Musical theatre is in my DNA. I got my big break on Broadway doing The 25th Annual Putnam County Spelling Bee, then found my way back to Broadway creating the role of Elder Cunningham in The Book of Mormon. On screen, I’ve done animated musicals (Frozen, Frozen 2) and live action ones (Beauty and the Beast). So, this was just a culmination of everything that I had learned and experienced in all of the other mediums, combining musical elements with a great story. I think animation is such a perfect marriage to musical theatre because it allows you to achieve things that would otherwise be practically impossible or exorbitantly expensive. Animation is also all about color and the greatest musicals in the history of big or small screen have been technicolor wonderlands, from Cinderella and Aladdin, to The Sound of Music and The Wizard of Oz, to Moulin Rouge and Chicago. The richness and diversity of animation and its various styles can create that beautiful marriage and do so in unique ways from number to number.
Can you share some of your favorite song moments from the series?
“Own It” in Season 1 stands out because it was a proof of concept that a small screen musical could actually work. I also love the grandness of the Season 2 finale songs written by our resident geniuses Kate Anderson and Elyssa Samsel (who also wrote “Own It”) because they thread numerous songs and musical motifs from 24 episodes into one giant tapestry. Other songs that stand out are “Weirdos Make Great Superheroes” written by Sara Bareilles, “We are the Music” by Robert Lopez and Kristen Anderson-Lopez, “Weehawken” by Super Commuter, “Light the Match” by Danny Elfman, and “Paint the World” by Ingrid Michaelson.
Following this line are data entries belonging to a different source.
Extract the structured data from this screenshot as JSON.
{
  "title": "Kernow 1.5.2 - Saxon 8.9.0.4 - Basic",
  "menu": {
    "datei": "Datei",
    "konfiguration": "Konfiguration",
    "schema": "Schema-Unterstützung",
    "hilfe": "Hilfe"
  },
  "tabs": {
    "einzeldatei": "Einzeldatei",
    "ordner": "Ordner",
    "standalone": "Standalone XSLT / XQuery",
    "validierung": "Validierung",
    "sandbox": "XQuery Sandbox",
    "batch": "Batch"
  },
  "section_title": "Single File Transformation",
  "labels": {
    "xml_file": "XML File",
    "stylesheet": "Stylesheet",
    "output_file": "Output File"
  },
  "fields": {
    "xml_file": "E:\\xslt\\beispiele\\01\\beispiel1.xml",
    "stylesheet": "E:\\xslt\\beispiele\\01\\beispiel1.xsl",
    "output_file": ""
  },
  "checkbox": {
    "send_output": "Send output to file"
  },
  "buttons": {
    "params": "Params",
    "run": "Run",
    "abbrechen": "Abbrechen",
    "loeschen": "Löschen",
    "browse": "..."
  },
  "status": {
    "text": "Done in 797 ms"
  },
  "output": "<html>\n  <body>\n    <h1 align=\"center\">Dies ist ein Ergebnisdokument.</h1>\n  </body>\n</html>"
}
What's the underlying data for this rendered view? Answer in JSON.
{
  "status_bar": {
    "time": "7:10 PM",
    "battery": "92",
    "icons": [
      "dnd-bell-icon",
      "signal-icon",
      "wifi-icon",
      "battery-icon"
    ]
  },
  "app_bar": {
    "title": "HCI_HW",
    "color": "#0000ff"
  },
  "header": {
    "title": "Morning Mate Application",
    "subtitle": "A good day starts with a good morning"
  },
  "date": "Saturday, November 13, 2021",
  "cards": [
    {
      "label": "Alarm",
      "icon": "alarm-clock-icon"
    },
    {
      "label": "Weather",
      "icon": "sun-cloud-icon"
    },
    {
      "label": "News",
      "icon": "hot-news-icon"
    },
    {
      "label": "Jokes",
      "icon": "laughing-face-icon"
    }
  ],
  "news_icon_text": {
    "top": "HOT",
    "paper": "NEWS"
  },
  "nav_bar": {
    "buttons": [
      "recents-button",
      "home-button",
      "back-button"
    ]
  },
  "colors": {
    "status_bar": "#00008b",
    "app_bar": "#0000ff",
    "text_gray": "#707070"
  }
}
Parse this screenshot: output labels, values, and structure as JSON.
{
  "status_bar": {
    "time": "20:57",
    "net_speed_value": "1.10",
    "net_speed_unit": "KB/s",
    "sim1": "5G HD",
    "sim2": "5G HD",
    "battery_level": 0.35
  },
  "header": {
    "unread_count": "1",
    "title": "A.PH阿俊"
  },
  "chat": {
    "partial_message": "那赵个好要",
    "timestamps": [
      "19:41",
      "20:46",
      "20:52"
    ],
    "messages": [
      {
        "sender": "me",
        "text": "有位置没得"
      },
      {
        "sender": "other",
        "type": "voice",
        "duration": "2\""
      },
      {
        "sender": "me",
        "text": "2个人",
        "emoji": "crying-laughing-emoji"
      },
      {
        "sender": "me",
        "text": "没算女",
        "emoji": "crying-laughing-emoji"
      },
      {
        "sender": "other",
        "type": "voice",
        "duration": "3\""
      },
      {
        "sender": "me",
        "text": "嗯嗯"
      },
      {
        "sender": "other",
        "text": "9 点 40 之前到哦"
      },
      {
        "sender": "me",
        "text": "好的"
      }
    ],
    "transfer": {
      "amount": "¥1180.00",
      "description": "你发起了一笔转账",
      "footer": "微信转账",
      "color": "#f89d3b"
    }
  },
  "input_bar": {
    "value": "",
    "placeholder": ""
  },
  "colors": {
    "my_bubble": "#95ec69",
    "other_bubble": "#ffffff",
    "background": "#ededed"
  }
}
But honestly, we have a song this season written by Open Mike Eagle and sung by Leslie Odom Jr. that I think may be the most powerful song we have ever done. I CANNOT wait for the world to see and hear it.
What do you think it is about the show that really resonates with audiences?
It is a sea of positivity and joy in an often bleak and cynical world. I think that goes a long way with audiences who sometimes need to be reminded that the world can be a beautiful place.
Your character, Birdie, serves as the narrator for the show. Which character is the heart of the show and which character is the conscience?
I think the heart of the show is the entire Tillerman family. They never back down, give in, or give up. But the conscience of the show is definitely Owen Tillerman. He is the quintessential essence of all things moral and right.